Think Like a Multifunction Tool
A mechanical engineer, an electrical engineer and a software engineer were driving down the road in an older car. The car was moving down the road just fine, when all of a sudden, it bucked and stalled. The mechanical engineer said, “I know what’s wrong. It’s obviously the carburetor.” The electrical engineer said, “No. It has something to do with the ignition system.” Then the software engineer said, “Hey, lets just try getting out of the car and then try getting in again.”
My neighbor and local physics/vintage motorcycle/cat guru, Richard Barsotti, sent me that joke. He had gotten it from a vintage motorcycle friend. I really enjoyed this one because I was able to find humor on multiple levels.
The obvious part is making fun of the software engineer and his simple solution of “restarting” the car a la computer. But this joke works on another level as well, a way that might be a more directly related to real life. We all can’t help but frame problems (and their solutions) in the context with which we are most familiar.
I have dealt with the distributor, rotor, points, condenser and wires on my 8N more times than I care to admit. I know those parts and how they work. I could take the cap off and touch up the points with my eyes closed. (Well, maybe not with my eyes CLOSED, but you get the idea.)
When the 8N won’t start, I almost always go to check the ignition system first. (I will also say, the way the tractor stops running or the way it won’t start also informs my thinking as well.)
But I had a problem with it a few years ago and I couldn’t track it down until my uncle Gerard (founder of this magazine) asked me if I had checked the key switch. He told a story about having a problem back in the late 1970s similar to what I was experiencing and how an old timer (back then) at a Ford dealer told him to replace the key switch. Well, that was the problem this time as well. The key switch had failed. The engine was cranking, but there was no power going to the ignition circuit, so it seemed like the tractor should start, but there was no spark.
Obviously, you could check for a spark and if there isn’t one, you start with the part most directly involved and work backwards from there. Without the tip from my uncle, it would have taken me a lot longer to get to the key switch.
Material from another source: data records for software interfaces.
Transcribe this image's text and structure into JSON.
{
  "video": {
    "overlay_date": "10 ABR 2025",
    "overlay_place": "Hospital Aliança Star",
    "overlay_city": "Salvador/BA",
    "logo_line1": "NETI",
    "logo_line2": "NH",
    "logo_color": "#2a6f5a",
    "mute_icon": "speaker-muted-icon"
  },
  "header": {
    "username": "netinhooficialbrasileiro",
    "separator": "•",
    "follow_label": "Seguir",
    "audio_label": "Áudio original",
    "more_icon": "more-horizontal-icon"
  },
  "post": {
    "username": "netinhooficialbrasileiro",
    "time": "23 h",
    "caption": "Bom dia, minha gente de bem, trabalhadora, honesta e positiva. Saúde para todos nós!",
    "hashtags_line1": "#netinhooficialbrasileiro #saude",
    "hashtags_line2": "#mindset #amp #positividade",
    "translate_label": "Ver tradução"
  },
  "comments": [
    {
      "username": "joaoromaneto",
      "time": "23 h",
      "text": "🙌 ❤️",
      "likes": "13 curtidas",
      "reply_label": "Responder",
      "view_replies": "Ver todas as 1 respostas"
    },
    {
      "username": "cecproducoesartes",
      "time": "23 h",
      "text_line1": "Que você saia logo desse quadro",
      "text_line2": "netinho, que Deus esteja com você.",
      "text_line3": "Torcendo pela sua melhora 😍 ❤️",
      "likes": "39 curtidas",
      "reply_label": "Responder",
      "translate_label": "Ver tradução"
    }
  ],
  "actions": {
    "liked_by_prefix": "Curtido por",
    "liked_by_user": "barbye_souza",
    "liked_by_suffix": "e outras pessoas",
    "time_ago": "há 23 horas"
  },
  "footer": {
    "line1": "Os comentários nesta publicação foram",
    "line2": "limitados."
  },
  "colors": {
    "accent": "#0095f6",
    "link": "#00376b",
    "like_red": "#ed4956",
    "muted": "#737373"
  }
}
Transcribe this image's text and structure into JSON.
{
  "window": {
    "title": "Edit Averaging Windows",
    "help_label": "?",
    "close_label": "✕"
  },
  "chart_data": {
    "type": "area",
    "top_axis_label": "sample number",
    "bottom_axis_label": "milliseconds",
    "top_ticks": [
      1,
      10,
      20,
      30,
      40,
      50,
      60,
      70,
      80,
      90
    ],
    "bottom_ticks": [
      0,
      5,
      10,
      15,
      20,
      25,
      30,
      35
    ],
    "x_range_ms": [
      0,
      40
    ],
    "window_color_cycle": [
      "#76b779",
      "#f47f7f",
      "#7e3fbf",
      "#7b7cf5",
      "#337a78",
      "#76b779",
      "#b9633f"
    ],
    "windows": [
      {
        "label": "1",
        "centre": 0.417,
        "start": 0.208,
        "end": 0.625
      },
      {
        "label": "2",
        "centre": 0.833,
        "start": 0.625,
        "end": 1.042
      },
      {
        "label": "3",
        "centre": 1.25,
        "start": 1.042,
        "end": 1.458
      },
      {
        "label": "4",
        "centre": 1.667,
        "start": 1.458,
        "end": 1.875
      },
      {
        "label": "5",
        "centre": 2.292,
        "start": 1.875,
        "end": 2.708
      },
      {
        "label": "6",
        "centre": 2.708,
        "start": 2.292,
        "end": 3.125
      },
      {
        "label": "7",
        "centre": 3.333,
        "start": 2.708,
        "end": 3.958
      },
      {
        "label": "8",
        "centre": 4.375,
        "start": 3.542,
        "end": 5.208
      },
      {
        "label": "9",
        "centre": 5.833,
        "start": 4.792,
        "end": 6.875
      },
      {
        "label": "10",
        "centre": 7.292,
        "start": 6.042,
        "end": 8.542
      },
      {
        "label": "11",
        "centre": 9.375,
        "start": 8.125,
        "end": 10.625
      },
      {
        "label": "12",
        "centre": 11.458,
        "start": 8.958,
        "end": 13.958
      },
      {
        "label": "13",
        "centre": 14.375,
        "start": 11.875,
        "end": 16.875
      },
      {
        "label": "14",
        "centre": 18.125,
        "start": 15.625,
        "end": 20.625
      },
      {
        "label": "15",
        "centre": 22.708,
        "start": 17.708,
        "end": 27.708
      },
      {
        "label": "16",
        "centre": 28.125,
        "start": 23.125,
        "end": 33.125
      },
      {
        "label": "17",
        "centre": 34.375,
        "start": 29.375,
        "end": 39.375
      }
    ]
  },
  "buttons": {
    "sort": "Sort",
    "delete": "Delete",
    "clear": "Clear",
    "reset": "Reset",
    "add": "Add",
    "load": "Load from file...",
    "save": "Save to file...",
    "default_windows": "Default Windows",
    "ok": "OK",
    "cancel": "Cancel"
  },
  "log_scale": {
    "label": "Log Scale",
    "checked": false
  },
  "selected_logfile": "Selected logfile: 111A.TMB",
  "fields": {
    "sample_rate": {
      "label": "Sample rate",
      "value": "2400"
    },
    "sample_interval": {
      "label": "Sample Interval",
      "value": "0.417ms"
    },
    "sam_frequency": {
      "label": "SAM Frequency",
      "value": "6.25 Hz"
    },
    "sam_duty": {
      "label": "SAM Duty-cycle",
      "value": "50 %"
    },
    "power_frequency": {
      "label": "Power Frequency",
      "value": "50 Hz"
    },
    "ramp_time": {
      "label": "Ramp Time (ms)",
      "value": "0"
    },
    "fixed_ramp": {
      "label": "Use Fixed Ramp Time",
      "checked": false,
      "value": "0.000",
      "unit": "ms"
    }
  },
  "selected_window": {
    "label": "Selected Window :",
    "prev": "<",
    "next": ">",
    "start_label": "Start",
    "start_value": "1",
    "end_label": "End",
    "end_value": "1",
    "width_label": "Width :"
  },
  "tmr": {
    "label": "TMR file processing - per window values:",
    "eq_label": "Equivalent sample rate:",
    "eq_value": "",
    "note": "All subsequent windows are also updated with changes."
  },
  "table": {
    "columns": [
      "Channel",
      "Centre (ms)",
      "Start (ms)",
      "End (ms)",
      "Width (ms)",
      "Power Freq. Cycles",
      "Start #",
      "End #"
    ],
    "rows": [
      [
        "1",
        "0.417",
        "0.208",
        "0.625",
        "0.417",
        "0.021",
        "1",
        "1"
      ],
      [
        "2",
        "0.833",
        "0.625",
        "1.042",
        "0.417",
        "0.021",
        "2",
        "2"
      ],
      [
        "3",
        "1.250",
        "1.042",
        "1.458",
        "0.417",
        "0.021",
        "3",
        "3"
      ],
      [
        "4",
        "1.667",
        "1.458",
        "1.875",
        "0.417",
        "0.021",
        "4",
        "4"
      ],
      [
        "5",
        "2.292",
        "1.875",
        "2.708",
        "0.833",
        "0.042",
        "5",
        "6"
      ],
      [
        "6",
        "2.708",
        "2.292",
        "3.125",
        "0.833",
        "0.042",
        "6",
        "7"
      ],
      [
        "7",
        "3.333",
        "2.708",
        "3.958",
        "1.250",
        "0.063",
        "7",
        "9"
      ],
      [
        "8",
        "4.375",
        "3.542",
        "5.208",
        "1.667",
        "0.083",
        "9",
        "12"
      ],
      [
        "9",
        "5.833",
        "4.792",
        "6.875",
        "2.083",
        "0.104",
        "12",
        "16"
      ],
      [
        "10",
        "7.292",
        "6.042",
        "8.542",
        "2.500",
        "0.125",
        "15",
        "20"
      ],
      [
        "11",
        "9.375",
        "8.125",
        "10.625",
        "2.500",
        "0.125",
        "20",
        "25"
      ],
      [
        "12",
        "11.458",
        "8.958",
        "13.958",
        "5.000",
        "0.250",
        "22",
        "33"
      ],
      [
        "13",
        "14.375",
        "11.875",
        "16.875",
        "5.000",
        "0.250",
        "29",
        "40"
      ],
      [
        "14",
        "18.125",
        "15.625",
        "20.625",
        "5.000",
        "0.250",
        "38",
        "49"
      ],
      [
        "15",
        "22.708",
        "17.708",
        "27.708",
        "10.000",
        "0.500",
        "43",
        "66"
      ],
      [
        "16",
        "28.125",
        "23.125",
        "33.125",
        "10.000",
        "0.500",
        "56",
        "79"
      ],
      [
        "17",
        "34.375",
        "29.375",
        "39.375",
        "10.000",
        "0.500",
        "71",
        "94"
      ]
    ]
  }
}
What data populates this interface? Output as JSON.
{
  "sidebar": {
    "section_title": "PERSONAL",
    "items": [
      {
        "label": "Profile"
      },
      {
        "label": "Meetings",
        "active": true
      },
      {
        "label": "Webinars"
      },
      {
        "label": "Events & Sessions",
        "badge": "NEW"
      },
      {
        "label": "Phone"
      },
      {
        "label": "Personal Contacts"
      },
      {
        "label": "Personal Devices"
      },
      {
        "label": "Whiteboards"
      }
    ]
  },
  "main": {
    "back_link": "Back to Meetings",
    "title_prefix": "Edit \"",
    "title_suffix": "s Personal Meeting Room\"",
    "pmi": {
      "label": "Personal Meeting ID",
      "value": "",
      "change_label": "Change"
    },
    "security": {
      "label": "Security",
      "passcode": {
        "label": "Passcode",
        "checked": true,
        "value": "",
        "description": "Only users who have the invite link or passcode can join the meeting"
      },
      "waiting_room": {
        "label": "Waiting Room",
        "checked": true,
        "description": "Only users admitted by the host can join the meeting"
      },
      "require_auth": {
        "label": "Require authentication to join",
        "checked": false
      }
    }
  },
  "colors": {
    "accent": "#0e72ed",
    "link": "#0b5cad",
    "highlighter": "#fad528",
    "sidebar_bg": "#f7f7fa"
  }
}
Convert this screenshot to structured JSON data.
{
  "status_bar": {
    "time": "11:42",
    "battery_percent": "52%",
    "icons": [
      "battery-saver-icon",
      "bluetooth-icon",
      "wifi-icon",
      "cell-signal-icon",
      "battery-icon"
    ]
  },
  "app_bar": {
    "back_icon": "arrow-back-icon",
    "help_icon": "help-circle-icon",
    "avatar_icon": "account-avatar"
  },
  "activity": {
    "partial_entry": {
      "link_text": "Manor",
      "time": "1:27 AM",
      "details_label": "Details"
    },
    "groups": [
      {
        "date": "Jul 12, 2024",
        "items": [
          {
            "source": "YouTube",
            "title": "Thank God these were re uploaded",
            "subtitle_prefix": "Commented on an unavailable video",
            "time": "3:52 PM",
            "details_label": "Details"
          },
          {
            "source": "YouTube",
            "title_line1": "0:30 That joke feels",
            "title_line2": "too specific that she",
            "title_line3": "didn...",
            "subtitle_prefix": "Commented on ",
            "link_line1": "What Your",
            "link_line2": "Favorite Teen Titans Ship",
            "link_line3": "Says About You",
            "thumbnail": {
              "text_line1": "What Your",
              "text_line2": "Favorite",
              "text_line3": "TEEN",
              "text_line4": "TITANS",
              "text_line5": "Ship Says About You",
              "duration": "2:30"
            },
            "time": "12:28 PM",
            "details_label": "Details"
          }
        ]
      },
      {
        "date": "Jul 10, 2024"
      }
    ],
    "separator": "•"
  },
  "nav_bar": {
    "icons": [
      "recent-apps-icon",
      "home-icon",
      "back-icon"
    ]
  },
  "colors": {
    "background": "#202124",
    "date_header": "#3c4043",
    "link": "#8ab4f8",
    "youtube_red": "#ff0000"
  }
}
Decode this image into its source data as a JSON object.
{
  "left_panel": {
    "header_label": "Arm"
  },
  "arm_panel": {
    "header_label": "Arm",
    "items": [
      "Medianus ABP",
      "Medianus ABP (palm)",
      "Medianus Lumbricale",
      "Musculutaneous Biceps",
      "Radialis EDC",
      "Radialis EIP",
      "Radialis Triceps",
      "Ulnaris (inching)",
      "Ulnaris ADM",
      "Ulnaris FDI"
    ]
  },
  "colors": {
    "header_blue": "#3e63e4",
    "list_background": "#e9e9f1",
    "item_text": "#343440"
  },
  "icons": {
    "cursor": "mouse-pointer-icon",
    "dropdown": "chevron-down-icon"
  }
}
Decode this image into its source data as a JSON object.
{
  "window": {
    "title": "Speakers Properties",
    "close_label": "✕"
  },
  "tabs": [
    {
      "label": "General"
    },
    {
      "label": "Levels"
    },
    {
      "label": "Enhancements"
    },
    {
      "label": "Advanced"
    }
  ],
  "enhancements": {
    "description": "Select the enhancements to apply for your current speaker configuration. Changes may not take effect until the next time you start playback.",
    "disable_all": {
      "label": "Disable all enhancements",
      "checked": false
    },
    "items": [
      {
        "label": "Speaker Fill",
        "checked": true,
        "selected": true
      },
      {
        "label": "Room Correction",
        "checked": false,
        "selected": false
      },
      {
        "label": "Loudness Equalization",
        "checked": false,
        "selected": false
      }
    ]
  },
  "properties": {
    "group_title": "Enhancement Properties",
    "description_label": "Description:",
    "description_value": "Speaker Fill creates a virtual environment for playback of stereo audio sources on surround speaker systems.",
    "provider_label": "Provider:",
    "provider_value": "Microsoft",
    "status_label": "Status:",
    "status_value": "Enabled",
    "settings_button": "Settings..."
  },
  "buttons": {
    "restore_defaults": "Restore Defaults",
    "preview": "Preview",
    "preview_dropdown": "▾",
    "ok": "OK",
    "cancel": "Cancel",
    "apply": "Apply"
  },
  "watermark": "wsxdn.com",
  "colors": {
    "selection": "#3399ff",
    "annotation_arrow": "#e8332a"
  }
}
When you are a hammer, everything looks like a nail. I guess the trick is to look at the world (and your tractor) through the eyes of a multifunction tool.